Task details
Scan the data. Collect each line that contains the word "title".

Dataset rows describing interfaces
=-=-=
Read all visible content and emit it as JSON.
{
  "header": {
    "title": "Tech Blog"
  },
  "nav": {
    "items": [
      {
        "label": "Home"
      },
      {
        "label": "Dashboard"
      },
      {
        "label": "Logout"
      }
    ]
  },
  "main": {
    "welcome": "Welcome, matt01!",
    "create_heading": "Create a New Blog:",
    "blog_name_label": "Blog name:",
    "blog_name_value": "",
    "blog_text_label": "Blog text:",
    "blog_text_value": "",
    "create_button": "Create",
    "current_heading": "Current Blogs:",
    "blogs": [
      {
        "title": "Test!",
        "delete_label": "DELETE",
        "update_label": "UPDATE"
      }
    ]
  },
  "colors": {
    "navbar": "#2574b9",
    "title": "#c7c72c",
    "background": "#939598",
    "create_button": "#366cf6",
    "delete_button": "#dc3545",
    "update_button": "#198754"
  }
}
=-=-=
Output
    "title": "Tech Blog"
        "title": "Test!",
    "title": "#c7c72c",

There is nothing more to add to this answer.